** Input material follows **
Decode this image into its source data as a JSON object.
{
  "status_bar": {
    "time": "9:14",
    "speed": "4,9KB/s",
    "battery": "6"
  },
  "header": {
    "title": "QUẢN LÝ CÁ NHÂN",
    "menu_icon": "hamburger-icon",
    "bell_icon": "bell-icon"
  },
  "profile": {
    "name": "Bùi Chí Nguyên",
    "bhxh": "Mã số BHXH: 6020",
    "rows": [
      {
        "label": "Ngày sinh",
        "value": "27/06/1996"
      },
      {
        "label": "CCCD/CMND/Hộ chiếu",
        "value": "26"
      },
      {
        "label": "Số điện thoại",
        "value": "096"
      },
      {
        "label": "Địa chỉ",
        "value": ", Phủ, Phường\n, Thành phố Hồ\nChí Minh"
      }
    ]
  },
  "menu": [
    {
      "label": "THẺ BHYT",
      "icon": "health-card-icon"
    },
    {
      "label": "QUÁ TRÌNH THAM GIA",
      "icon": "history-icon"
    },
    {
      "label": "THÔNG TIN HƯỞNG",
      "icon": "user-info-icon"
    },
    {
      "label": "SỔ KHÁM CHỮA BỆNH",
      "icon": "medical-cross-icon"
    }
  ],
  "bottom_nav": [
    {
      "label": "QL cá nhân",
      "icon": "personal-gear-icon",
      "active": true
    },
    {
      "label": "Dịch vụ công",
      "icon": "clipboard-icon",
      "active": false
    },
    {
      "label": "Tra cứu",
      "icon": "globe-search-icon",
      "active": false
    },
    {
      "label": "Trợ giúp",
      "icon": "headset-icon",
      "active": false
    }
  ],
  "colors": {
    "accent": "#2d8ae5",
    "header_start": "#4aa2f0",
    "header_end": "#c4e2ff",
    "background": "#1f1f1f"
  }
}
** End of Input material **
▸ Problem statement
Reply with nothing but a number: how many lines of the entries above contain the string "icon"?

▸ Response to the exercise
10